These are the components that vary the most and possess different features. The rotor is sometimes known as the rotor assembly because it is a blend of the shaft and blades (also known as vanes) put together by welding and/or sometimes by casting. It is the rotating component of the valve. The two types of rotation systems in a valve are known as; load side rotation and return side rotation. The load side rotation system is the rotation of the blades and the pockets from the inlet to the outlet (considering one pocket, this rotation starts when the feed is supplied to the pocket via the inlet and ends when the feed gets discharged from the pocket). The return side rotation is simply the rotation of the vanes and the pockets from the outlet to the inlet (with respect to a single pocket, this rotation starts when the pocket gets emptied and ends when the feed refill starts at the inlet). Rotors have different numbers of vanes, 6, 8, 10 and so on. The greater the number of vanes the better the sealing ability and the lower the number of vanes the bigger its pocket capacity. For low pressure differential zones between the inlet and the outlet, the wider pockets provide great advantage like handling large sized bulk materials. The wider pocket will generally fill at a greater percentage for a specific rotating speed compared to the narrow pocket. In addition, slightly sticky materials tend to get released easily from such pockets. Free falling materials are impacted less by the number of vanes. The rotor design is dependent on the function that it is to perform, each rotor has its own special characteristic.
Open End Rotor
This is the most commonly used rotor, it is known as an open-end rotor because the pockets are open at each end. The material is contained on each end by the valve housing. The rotor blade has three tips, the two tips at each open end and one adjacent to the housing. Wear of this component (vane) occurs on the three tips when the material is in contact with them. Generally used in food, pharmaceutical, chemical, and pet food industries.
Closed End Rotor
Closed-end rotor is designed in such a way that the pockets are enclosed by plates (also known as a shroud) on both sides. This setup reduces the three tips to one thus reducing the wear surfaces to one (the housing bore surface). This type of rotor offers better sealing than the open-end rotors. Usually employed in plastic, chemical, and construction industries.
Adjustable Tips Rotor
This rotor is used to handle abrasive materials. The types of materials it handles may lead to premature wear of the tips. The tips can be replaced easily to keep tight clearance between the housing and the blades. Broadly used in construction industries.
Adjustable Polyurethane Tips Rotor
Similar to the adjustable bladed rotor, the elastic polyurethane rotor has replaceable polyurethane tips. Flexible tip designs are used for large sized particles and moderate abrasive powders. Commonly used in plastic industries.

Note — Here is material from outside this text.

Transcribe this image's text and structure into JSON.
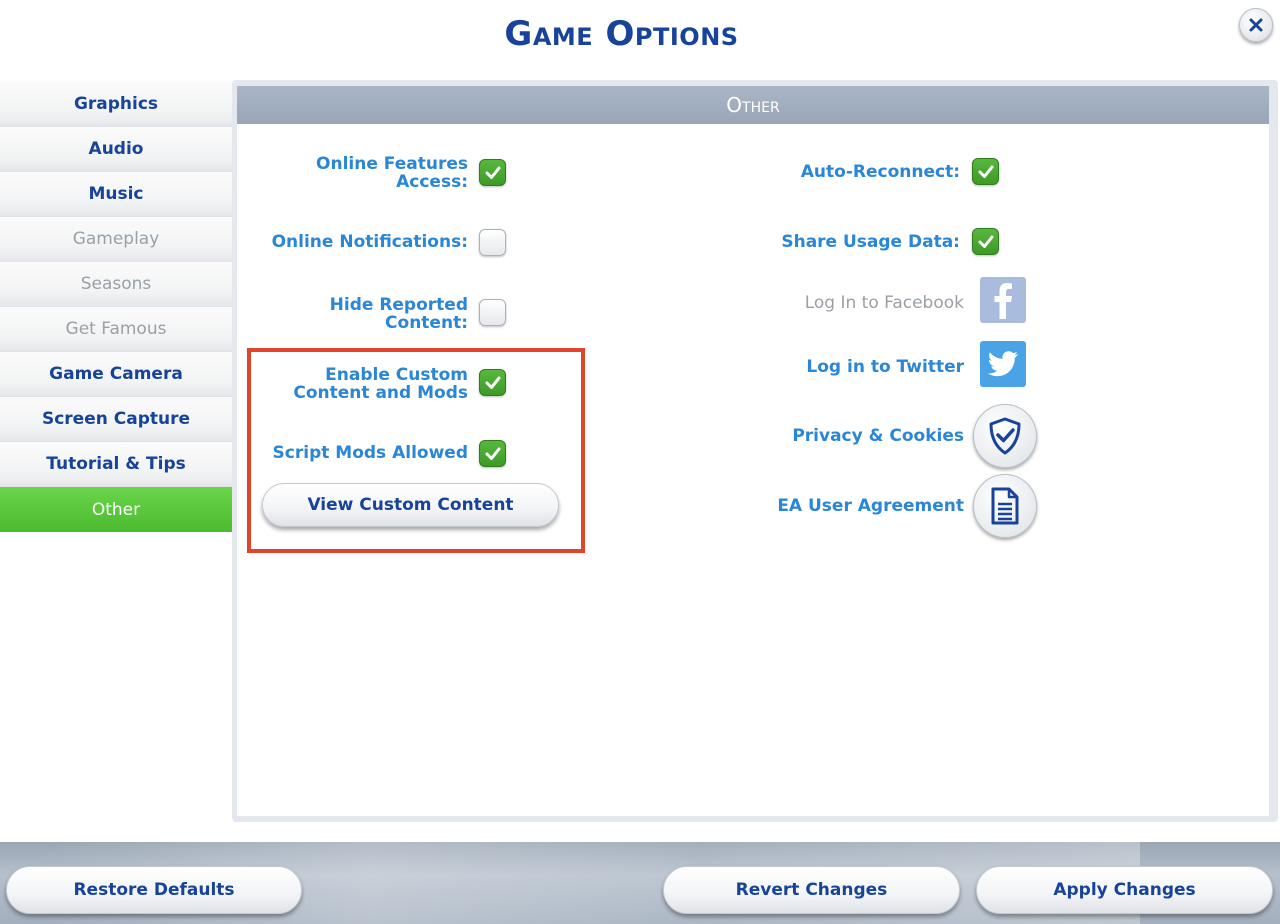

This is a small precision rotor for highly controlled flow. It is used to feed powdered and granular materials in small amounts by metering. It is mostly used in the food and pharmaceutical industries when handling expensive active ingredient.
Reduced Volume Rotor
This rotor is designed with filled rotor pockets. This rotor is used for feeder applications where the valve flanges need to match a set size of the inlet and outlet. The volumetric capacity of a rotary valve is decreased to match required throughput with a good degree of accuracy. This type of rotary valve rotor is good for handling free flowing and slightly cohesive products. It is commonly used in food, pharmaceutical, chemical and construction industries.
The scalloped rotor has U- Shaped pockets rather than the standard V- shaped pockets. This rotor type is optimal for sanitary or food grade valves. It has smooth pockets that help with the discharge of sticky materials, and it usually used in food and pharmaceutical industries.
Staggered Pocket Rotors
The pockets of this valve rotor are arranged in an alternating pattern such that the pockets do not directly align, hence, they form what we consider a stagger. It is recommended where more uniform flow is necessary. With regular rotors there are short breaks before the pockets refill through the system as the rotor moves on its axis. A staggered pocket rotor allows for a more continuous and smooth material movement into the system. This rotor type is usually used in construction, pharmaceutical, and plastic industries.